**EXERCISE AIM:** Write out each line of the entries below that holds the word "khoa".

________________________

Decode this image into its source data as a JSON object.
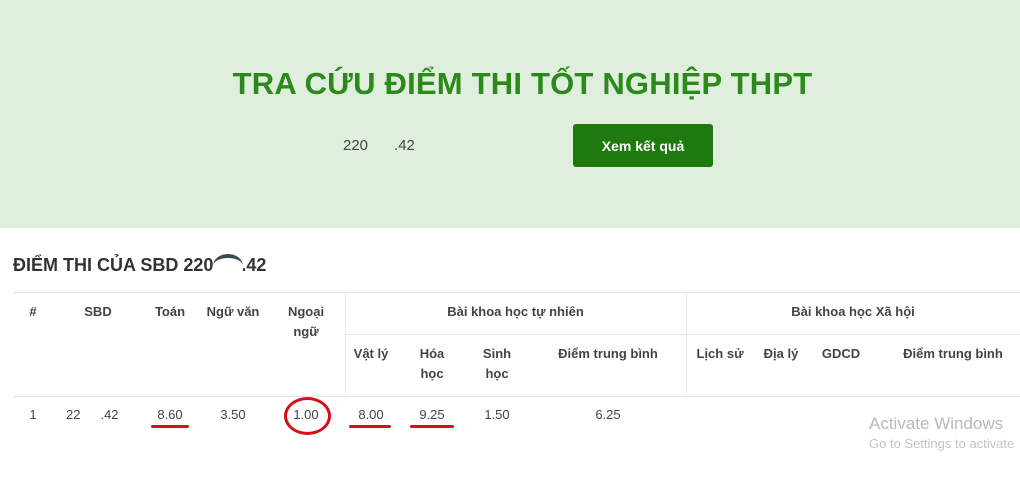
{
  "hero": {
    "title": "TRA CỨU ĐIỂM THI TỐT NGHIỆP THPT",
    "search_value": "220",
    "search_value_suffix": ".42",
    "button_label": "Xem kết quả"
  },
  "result": {
    "title": "ĐIỂM THI CỦA SBD 220",
    "title_suffix": ".42"
  },
  "table": {
    "headers": {
      "index": "#",
      "sbd": "SBD",
      "toan": "Toán",
      "ngu_van": "Ngữ văn",
      "ngoai_ngu": "Ngoại ngữ",
      "khtn_group": "Bài khoa học tự nhiên",
      "khxh_group": "Bài khoa học Xã hội",
      "vat_ly": "Vật lý",
      "hoa_hoc": "Hóa học",
      "sinh_hoc": "Sinh học",
      "diem_tb_tn": "Điểm trung bình",
      "lich_su": "Lịch sử",
      "dia_ly": "Địa lý",
      "gdcd": "GDCD",
      "diem_tb_xh": "Điểm trung bình"
    },
    "row": {
      "index": "1",
      "sbd_prefix": "22",
      "sbd_suffix": ".42",
      "toan": "8.60",
      "ngu_van": "3.50",
      "ngoai_ngu": "1.00",
      "vat_ly": "8.00",
      "hoa_hoc": "9.25",
      "sinh_hoc": "1.50",
      "diem_tb_tn": "6.25"
    }
  },
  "watermark": {
    "line1": "Activate Windows",
    "line2": "Go to Settings to activate"
  },
  "colors": {
    "brand_green": "#2b8a1a",
    "button_green": "#1e7a0f",
    "hero_bg": "#dfeedd",
    "annotation_red": "#d4101a"
  }
}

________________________

**COMPLETED TASK:**
      "khtn_group": "Bài khoa học tự nhiên",
      "khxh_group": "Bài khoa học Xã hội",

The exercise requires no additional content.